The Waag ('weigh house') was originally a city gate and part of the walls of Amsterdam. It is the oldest remaining non-religious building in Amsterdam. The gate, called as Sint Antoniespoort (Saint Anthony's Gate), was part of the medieval city walls along the moat formed by the current Singel canal and the canals of the Kloveniersburgwal and the Geldersekade. These walls were constructed during the period 1481–1494 and consisted of defensive towers and city gates connected by walls of brick with a natural stone pediment. All that remains of the walls is some sandstone in the Geldersekade canal wall.
When the city expanded beyond its walls the late 16th century, Saint Anthony's Gate lost its function as a city gate. Shortly thereafter, during the years 1603–1613, the walls were demolished. In 1614, the present Nieuwmarkt square was created by covering the canal on either side of the gate. In addition, the square was raised, causing part of the brickwork of the gate to disappear below ground. This makes the building appear shorter than it actually is.
In the early 17th century, the former city gate was repurposed as a weigh house, a public building where various goods were weighed. This new weigh house was needed to relieve the Waag op de Dam, the original weigh house on Dam square, which had become too small for the needs of the rapidly growing city.
An inner courtyard was added in 1617–1618 by covering the area between the front and main gates. A number of guilds were housed on the top floors of the building: the blacksmiths' guild, the painter's guild, the masons' guild and the surgeons' guild. Each guild had its own entrance gate. The guild emblems are still visible over these entrances. The gate of the masons' guild includes sculpture work by Hendrick de Keyser. Over the entrance for the surgeons' guild is the inscription Theatrum Anatomicum.
In 1690–1691, a large dome-shaped hall was added, topped by a central octagonal tower. The interior also dates to this time period.
After falling into disuse as a weigh house, the Waag served a range of different functions. In the 19th century it was used consecutively as a fencing hall, a furniture workshop, a workshop for oil lamps used for street lighting, a fire station, and as the city archives. In the first half of the 19th century, punishments were carried out in front of the building. There was even a guillotine.

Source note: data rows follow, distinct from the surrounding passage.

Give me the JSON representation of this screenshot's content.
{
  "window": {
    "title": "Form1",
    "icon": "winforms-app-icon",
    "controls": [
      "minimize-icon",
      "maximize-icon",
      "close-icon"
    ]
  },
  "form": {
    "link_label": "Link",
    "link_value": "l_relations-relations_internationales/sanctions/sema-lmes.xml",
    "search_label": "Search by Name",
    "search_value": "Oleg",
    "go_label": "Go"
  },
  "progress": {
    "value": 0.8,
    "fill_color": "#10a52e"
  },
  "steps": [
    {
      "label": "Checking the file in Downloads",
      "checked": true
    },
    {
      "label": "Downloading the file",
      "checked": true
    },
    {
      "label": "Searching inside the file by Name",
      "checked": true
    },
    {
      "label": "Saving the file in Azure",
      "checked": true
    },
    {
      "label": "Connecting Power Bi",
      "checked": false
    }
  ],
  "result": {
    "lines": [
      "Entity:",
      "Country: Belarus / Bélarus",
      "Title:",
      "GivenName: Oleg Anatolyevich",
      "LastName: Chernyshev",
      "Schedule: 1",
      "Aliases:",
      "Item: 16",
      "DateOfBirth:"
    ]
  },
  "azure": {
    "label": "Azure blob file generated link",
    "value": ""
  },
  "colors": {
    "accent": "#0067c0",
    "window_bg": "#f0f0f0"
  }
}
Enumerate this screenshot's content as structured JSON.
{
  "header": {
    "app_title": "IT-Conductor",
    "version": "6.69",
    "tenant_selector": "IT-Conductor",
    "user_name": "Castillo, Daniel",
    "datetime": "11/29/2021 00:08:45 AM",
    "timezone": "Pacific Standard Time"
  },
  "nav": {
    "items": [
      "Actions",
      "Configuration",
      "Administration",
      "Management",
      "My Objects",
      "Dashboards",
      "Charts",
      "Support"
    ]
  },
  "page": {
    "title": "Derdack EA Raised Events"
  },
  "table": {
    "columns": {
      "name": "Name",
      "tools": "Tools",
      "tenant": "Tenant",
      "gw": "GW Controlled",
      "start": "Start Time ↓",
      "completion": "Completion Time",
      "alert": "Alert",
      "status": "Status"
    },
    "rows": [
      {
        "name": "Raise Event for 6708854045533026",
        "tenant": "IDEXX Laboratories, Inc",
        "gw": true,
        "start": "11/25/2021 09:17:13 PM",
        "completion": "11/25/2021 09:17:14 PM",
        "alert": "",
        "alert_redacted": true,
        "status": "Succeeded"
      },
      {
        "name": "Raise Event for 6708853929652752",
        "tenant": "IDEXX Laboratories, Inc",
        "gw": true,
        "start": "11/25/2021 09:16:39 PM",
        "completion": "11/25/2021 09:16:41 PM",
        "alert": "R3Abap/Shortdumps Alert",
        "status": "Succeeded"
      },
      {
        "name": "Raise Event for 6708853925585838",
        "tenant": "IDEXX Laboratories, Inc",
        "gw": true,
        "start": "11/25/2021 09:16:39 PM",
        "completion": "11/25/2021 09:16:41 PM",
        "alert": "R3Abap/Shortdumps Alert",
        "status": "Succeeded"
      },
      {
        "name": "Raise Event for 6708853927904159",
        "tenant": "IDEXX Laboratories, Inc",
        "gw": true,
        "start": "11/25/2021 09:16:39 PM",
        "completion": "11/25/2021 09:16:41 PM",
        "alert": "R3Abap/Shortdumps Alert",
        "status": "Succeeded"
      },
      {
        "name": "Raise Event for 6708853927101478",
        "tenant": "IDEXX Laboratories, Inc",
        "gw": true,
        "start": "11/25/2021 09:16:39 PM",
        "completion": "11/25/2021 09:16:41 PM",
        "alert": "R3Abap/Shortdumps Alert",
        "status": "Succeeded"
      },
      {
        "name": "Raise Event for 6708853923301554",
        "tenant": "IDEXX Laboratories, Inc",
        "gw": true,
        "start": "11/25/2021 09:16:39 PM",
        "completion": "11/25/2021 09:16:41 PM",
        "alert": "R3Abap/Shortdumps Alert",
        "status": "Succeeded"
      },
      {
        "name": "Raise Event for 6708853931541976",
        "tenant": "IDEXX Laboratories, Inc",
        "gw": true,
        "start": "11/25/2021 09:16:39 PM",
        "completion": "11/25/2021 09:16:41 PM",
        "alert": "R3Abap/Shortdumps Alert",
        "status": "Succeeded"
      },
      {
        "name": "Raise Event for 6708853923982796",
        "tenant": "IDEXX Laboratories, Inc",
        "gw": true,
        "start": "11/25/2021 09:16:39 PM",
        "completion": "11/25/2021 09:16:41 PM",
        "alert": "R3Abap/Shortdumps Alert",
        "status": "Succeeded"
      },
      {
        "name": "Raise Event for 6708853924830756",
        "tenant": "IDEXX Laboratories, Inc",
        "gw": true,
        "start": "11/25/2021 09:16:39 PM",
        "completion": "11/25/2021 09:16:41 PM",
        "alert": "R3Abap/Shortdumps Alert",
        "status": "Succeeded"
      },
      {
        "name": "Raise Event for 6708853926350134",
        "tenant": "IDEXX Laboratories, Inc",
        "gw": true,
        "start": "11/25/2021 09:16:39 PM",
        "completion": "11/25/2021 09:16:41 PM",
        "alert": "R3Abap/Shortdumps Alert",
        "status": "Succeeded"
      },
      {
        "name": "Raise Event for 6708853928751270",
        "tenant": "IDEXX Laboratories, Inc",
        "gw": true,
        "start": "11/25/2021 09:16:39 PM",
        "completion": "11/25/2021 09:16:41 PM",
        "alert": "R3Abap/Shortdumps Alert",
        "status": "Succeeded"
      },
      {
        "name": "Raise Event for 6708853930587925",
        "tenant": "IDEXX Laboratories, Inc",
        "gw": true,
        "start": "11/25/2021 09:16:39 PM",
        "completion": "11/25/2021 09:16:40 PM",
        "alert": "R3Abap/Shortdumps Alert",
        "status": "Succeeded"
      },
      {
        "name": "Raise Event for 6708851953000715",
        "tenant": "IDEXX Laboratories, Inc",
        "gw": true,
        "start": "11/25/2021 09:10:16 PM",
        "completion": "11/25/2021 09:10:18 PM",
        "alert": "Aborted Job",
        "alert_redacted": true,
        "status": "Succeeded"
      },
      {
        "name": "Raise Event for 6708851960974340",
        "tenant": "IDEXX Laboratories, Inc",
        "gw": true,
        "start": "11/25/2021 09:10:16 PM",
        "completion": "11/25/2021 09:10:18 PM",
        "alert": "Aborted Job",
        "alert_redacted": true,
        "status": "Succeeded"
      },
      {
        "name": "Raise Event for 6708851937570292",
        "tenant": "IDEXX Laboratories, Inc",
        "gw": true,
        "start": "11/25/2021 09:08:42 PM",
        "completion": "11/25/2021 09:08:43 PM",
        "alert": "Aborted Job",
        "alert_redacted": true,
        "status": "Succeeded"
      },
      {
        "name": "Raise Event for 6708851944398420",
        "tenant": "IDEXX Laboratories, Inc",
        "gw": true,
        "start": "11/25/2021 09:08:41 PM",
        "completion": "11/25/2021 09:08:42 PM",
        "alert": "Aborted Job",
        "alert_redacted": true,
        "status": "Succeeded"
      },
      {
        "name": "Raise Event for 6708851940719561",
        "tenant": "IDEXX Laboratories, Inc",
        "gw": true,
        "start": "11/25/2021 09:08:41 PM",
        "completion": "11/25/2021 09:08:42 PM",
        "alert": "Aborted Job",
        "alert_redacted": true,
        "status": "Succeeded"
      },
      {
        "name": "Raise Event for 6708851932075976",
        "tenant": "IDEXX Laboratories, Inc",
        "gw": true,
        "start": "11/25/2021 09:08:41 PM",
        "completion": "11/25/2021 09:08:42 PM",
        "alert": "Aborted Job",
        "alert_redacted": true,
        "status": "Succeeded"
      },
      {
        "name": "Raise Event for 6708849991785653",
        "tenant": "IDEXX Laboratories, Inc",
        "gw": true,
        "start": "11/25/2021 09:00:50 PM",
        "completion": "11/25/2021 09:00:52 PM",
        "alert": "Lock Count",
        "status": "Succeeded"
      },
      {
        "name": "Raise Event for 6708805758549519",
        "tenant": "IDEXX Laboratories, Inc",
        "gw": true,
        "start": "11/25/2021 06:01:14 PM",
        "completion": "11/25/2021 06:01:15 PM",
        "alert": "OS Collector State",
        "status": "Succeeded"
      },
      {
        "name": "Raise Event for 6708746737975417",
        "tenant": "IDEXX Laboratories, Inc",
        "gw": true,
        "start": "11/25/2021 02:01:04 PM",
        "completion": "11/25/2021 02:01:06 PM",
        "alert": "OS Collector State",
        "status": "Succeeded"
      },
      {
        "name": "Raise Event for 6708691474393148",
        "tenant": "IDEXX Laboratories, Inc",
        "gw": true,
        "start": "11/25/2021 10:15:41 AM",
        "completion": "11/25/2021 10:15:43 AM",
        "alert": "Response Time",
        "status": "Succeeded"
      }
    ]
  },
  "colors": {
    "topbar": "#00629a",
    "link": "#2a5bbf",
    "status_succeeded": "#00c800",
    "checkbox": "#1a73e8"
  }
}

In the 20th century, the building was used primarily as a museum. It was the original location of the Amsterdams Historisch Museum (now Amsterdam Museum) as well as the Joods Historisch Museum (Jewish Historical Museum). Following the restoration, the building was rented out. Waag Society, a foundation that aims to foster experimentation with new technologies, art and culture, is housed on the upper floors. The ground floor is now a café and restaurant.References:
Kroměříž stands on the site of an earlier ford across the River Morava. The gardens and castle of Kroměříž are an exceptionally complete and well-preserved example of a European Baroque princely residence and its gardens and described as a UNESCO World Heritage Site.
The first residence on the site was founded by bishop Stanislas Thurzo in 1497. The building was in a Late Gothic style, with a modicum of Renaissance detail. During the Thirty Years' War, the castle was sacked by the Swedish army (1643).
It was not until 1664 that a bishop from the powerful Liechtenstein family charged architect Filiberto Lucchese with renovating the palace in a Baroque style. The chief monument of Lucchese's work in Kroměříž is the Pleasure Garden in front of the castle. Upon Lucchese's death in 1666, Giovanni Pietro Tencalla completed his work on the formal garden and had the palace rebuilt in a style reminiscent of the Turinese school to which he belonged.
After the castle was gutted by a major fire in March 1752, Bishop Hamilton commissioned two leading imperial artists, Franz Anton Maulbertsch and Josef Stern, arrived at the residence in order to decorate the halls of the palace with their works. In addition to their paintings, the palace still houses an art collection, generally considered the second finest in the country, which includes Titian's last mythological painting, The Flaying of Marsyas. The largest part of the collection was acquired by Bishop Karel in Cologne in 1673. The palace also contains an outstanding musical archive and a library of 33,000 volumes.
UNESCO lists the palace and garden among the World Heritage Sites. As the nomination dossier explains, 'the castle is a good but not outstanding example of a type of aristocratic or princely residence that has survived widely in Europe. The Pleasure Garden, by contrast, is a very rare and largely intact example of a Baroque garden'. Apart from the formal parterres there is also a less formal nineteenth-century English garden, which sustained damage during floods in 1997.
Interiors of the palace were extensively used by Miloš Forman as a stand-in for Vienna's Hofburg Imperial Palace during filming of Amadeus (1984), based on the life of Wolfgang Amadeus Mozart, who actually never visited Kroměříž. The main audience chamber was also used in the film Immortal Beloved (1994), in the piano concerto scene.